Everything felt surreal as shock coursed through my body. It was as if I was watching through a screen. I floated over the asphalt as Justine and Ben sprinted towards the steaming wreckage. The crash scene dimly lit by my SUV’s one remaining headlight.
There are two screams I’ll never forget. They imprinted themselves on my brain, and I’ll hear their echoes at night forever. If I happen to get Alzheimer’s later in life, I know the last thing to go will be these screams.
The first one I heard when I was thirteen. It came from my mother. It flooded the house, splashing off the walls. I ran out of my room to see her crumpled at the front door, with two police officers standing by. They had notified her that her eldest son (my brother) had died.
The second came from Justine when she saw what was waiting for us in that Ford Laser.

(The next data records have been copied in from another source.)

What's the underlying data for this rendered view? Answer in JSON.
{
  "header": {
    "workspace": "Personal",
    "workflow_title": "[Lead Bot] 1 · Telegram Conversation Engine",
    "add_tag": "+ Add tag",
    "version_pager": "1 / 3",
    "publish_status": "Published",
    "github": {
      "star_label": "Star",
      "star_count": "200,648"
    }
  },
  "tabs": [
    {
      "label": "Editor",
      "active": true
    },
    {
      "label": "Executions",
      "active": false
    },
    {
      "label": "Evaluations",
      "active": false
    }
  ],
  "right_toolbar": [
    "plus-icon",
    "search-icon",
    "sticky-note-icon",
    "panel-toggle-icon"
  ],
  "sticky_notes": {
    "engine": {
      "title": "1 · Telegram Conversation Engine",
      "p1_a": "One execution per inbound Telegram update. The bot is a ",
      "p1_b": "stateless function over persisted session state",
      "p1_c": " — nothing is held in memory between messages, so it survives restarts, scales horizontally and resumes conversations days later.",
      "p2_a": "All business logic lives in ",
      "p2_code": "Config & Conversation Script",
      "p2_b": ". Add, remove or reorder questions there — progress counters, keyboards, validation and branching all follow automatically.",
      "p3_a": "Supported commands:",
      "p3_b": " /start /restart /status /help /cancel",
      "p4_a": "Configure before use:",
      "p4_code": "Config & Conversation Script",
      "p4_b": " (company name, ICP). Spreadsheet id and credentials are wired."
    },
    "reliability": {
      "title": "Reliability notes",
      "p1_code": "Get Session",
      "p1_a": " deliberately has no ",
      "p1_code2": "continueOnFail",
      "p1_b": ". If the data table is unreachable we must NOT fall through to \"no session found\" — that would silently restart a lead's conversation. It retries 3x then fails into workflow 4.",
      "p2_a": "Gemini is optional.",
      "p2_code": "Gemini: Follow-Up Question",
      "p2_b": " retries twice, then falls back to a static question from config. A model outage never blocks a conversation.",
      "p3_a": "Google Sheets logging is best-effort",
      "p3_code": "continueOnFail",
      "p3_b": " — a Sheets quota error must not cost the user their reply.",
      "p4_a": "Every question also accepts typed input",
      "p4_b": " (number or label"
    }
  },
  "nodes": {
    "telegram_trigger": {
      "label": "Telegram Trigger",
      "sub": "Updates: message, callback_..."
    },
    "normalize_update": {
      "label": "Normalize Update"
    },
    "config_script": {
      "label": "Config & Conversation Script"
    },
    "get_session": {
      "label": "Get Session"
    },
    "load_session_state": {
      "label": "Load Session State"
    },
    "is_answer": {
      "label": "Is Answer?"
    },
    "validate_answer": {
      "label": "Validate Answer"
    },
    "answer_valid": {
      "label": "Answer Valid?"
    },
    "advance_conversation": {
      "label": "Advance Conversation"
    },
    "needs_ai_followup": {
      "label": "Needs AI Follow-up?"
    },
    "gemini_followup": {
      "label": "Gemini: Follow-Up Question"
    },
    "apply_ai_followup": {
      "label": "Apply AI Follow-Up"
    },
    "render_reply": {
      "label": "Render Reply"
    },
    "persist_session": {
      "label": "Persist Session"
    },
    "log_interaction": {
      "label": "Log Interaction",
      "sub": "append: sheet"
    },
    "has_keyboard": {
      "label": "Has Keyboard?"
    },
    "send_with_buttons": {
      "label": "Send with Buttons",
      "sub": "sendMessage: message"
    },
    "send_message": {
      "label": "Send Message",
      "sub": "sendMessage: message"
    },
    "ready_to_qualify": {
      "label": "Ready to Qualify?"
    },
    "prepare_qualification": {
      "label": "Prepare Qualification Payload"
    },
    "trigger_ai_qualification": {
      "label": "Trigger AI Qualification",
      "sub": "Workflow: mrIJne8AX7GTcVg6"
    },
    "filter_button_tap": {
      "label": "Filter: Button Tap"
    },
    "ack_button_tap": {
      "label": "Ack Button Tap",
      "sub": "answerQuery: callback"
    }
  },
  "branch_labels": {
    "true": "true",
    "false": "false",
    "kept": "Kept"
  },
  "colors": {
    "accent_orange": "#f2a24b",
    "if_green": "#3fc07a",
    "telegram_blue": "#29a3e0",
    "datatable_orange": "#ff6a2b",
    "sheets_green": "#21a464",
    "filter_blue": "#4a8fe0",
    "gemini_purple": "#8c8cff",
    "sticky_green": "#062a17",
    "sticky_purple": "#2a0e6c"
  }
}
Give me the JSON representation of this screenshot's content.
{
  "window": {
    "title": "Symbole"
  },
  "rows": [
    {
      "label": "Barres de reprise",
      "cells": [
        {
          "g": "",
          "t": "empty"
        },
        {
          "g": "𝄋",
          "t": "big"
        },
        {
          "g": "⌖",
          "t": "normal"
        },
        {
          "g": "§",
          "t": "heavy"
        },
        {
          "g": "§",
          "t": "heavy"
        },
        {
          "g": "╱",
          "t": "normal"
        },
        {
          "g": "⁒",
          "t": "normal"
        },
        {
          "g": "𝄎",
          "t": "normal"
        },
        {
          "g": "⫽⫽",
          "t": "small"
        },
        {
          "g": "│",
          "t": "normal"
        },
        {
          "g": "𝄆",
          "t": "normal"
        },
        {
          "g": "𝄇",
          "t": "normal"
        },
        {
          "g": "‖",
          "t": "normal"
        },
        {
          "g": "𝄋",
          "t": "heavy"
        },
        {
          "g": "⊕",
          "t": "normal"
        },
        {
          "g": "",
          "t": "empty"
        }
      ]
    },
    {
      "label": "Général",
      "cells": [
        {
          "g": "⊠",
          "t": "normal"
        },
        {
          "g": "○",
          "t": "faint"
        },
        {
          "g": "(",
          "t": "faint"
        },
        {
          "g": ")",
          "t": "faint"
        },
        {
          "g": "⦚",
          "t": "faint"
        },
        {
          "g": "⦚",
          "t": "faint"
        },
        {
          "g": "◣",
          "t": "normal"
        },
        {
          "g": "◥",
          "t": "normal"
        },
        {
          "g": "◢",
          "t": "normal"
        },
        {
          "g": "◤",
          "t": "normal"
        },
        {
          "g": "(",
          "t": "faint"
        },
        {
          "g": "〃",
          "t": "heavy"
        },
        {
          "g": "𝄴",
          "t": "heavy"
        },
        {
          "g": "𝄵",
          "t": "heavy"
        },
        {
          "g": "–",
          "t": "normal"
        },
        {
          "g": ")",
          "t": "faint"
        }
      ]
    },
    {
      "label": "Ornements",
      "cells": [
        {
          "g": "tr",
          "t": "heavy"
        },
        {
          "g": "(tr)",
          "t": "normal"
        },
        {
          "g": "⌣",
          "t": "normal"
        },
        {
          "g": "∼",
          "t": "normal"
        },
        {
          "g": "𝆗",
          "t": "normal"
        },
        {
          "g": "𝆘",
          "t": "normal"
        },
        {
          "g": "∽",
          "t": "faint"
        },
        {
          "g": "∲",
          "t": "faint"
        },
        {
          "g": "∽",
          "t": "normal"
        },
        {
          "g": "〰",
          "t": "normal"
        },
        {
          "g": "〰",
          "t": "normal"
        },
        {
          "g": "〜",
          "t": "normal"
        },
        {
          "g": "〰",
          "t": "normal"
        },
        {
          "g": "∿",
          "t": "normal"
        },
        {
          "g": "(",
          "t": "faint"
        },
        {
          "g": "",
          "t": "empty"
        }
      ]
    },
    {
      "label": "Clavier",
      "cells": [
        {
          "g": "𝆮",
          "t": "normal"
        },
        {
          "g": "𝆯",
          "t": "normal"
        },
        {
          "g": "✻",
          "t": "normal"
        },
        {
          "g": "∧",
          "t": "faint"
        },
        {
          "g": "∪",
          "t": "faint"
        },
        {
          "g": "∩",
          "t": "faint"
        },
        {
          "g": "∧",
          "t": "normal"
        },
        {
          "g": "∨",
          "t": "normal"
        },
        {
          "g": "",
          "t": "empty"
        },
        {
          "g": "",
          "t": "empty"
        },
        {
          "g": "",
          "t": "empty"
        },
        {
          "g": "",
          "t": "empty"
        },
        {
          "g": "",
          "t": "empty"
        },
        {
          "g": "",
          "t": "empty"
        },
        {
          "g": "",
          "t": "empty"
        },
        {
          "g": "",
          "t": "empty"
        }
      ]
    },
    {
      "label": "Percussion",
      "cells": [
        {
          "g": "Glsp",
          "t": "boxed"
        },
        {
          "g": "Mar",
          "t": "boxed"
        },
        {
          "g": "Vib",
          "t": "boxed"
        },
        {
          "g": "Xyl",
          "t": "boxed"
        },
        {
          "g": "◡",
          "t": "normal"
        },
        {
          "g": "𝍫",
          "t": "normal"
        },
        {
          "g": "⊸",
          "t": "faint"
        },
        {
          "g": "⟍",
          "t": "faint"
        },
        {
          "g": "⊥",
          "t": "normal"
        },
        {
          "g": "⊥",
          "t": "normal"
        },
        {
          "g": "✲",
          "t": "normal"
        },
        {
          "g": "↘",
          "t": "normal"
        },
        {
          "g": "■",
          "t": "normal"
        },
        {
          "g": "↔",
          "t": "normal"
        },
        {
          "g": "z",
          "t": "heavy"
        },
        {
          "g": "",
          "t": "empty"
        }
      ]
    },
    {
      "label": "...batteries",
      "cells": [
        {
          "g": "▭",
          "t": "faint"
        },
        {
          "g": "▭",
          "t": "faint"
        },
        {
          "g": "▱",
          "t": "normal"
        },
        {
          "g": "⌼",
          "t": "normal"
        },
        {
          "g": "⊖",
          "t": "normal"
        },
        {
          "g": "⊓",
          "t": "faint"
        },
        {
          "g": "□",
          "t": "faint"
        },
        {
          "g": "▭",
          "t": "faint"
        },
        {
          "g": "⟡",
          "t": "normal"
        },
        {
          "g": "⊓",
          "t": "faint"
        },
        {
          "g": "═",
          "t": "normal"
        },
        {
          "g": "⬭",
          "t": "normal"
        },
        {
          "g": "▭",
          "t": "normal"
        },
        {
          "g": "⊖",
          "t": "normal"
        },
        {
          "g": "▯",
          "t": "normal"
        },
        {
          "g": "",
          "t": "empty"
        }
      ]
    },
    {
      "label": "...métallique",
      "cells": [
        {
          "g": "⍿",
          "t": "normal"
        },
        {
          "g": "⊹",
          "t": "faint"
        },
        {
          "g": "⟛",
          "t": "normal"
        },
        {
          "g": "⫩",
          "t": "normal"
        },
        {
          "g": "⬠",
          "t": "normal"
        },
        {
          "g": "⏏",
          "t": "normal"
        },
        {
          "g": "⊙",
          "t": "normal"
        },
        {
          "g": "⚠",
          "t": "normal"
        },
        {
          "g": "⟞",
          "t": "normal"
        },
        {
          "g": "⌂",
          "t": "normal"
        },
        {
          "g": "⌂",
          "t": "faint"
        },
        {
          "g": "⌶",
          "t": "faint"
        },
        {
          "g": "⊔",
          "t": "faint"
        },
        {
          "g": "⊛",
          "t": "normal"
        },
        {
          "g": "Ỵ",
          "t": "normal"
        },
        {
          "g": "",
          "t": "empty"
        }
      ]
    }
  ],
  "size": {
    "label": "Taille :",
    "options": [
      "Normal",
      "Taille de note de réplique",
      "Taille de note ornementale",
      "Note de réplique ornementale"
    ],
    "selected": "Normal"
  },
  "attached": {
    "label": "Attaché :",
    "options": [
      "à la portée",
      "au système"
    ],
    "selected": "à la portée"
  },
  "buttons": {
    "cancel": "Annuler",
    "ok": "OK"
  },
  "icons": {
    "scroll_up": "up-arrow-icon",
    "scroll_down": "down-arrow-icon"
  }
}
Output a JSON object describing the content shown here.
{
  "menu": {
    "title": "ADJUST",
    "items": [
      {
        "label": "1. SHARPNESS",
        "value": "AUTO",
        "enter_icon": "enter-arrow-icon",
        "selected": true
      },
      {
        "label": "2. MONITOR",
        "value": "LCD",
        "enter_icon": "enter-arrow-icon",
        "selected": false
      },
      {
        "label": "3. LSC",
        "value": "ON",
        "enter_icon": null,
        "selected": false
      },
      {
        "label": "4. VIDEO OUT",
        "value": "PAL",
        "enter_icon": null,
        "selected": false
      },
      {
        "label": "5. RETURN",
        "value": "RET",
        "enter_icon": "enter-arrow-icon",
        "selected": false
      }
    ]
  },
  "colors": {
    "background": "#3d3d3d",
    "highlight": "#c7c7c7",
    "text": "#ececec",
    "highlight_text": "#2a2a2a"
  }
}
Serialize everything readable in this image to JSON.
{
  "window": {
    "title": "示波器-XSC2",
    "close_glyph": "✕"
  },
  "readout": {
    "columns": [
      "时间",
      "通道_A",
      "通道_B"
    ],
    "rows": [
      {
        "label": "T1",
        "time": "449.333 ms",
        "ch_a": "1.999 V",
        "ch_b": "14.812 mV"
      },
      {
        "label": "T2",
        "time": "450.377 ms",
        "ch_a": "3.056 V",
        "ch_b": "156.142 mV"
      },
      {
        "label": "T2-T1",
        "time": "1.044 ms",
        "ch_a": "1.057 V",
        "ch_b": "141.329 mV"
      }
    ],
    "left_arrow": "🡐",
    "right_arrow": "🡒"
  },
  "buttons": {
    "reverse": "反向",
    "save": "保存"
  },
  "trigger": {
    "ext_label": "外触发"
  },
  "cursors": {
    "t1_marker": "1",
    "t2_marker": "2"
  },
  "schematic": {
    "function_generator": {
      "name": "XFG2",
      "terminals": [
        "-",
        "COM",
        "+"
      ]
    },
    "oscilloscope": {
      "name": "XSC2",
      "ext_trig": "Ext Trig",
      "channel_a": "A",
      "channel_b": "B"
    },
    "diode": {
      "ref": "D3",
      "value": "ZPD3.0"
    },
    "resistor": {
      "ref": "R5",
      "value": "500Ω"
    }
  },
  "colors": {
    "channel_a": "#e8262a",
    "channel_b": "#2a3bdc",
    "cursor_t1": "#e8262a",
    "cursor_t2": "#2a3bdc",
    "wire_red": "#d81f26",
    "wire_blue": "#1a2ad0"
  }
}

Mark was unrecognizable. He was a shattered mess of bone, skin, and blood, melded and intertwined with the crumpled steel.
Sarah was blinking slowly, her breathing labored. Her one arm shattered, broken in too many places to count. Her legs crushed at knees from the front of the car, which crumpled back into her leg space. Her legs would have been flat, if I could see them.
Justine turned away and fell to her knees, face buried in her hands, shoulders heaving. Ben tried to comfort her, but he had to turn away and throw up off the side of the road.
I pulled out my phone and struggled to dial 9-1-1. With my fingers shaking, I kept pressing the wrong numbers.
My voice was small and distant as I explained what happened to the operator. She told me to stay on the line, but as I looked down the road, I dropped my phone.
The strange man was standing there.
His grin reached from ear to ear, showing a grandstand of teeth. His shoulders shrugged up and down as if he was laughing.
In fact, the fucker was laughing.
If I were not in shock, I would have gone after him right then and there. I would have torn his heart–if he has one–right from its chest. But all I could do was stare, mouth agape, struggling to keep the tears behind my eyes.
The strange man started for the woods. I watched him go, and I watched him change. I saw it. I know I did. This was no illusion. No trick of the mind. This was real.
I saw him shapeshift.
I saw its true form.
We were not dealing with something human that night. After countless hours of research, I believe I saw what others have called The Goatman.
Its horns stuck out unevenly from its head. Its grinning snout bared rows of sharp teeth. And walking upright, like a man with an awkward gait, it vanished into the shrouded woods.
It has been eight months since that night. I’ve only seen my friends a handful of times since then. Our relationships have shattered and are left in ruin. All we are now to each other is a stark reminder of that night.
Mark is dead. Sarah survived, but as a triple amputee. Justine and Ben broke up. And here I am, rugged with a scraggly beard and uncut hair after spending every sleepless night researching the monstrosity I saw that night–The Goatman.
I’m going back to those woods.
So help me God, I’m going back. I’m coming for The Goatman.
And I’m not stopping until one of us is dead.